Nou, zo dus, als het aan illustratiestudent Rachel Walsh ligt:
“Explain something modern/internet based to someone who lived and died before 1900”. I made this to explain Amazon’s Kindle to Charles Dickens.
In de jaren dat ik werkte bij het Frank Mohr Instituut in Groningen was het een vanzelfsprekendheid: als je serieus met electronica omsprong was softwarepakket Max/MSP zo ongeveer de enige serieuze optie. Het programma is deel vernoemd naar Max Mathews, één van de pioniers van de computermuziek. Hij overleed vorige week donderdag op 84-jarige leeftijd. Tijdens het symposium Horizons in Computer Music (1997) zei hij over zijn werk:
Computer performance of music was born in 1957 when an IBM 704 in NYC played a 17 second composition on the Music I program which I wrote. The timbres and notes were not inspiring, but the technical breakthrough is still reverberating. Music I led me to Music II through V. A host of others wrote Music 10, Music 360, Music 15, Csound and Cmix. Many exciting pieces are now performed digitally. The IBM 704 and its siblings were strictly studio machines – they were far too slow to synthesize music in real-time. Chowning’sFM algorithms and the advent of fast, inexpensive, digital chips made real-time possible, and equally important, made it affordable.”

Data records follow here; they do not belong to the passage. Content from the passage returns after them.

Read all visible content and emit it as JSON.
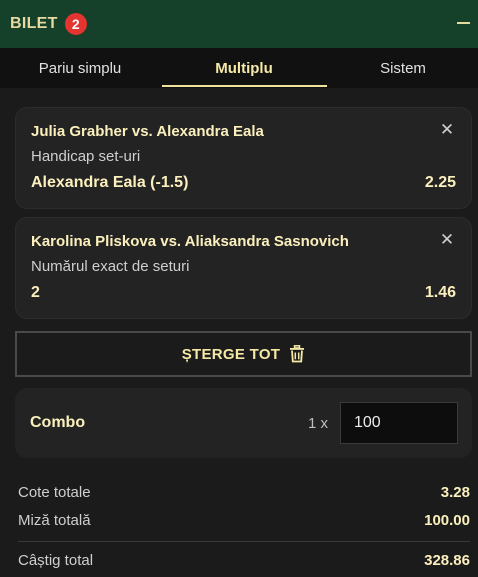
{
  "header": {
    "title": "BILET",
    "badge_count": "2"
  },
  "tabs": [
    {
      "label": "Pariu simplu",
      "active": false
    },
    {
      "label": "Multiplu",
      "active": true
    },
    {
      "label": "Sistem",
      "active": false
    }
  ],
  "bets": [
    {
      "match": "Julia Grabher vs. Alexandra Eala",
      "market": "Handicap set-uri",
      "selection": "Alexandra Eala (-1.5)",
      "odd": "2.25"
    },
    {
      "match": "Karolina Pliskova vs. Aliaksandra Sasnovich",
      "market": "Numărul exact de seturi",
      "selection": "2",
      "odd": "1.46"
    }
  ],
  "clear_all": {
    "label": "ȘTERGE TOT"
  },
  "combo": {
    "label": "Combo",
    "multiplier": "1 x",
    "stake": "100"
  },
  "summary": {
    "total_odds_label": "Cote totale",
    "total_odds": "3.28",
    "total_stake_label": "Miză totală",
    "total_stake": "100.00",
    "total_win_label": "Câștig total",
    "total_win": "328.86"
  },
  "colors": {
    "header_bg": "#15412a",
    "accent": "#f6e9a6",
    "badge": "#e3342f",
    "background": "#1b1b1b"
  }
}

“Daisy Bell” was composed by Harry Dacre in 1892. In 1961, the IBM 7094 became the first computer to sing, singing the song Daisy Bell. Vocals were programmed by John Kelly and Carol Lockbaum and the accompaniment was programmed by Max Mathews. This performance was the inspiration for a similar scene in 2001: A Space Odyssey.Read More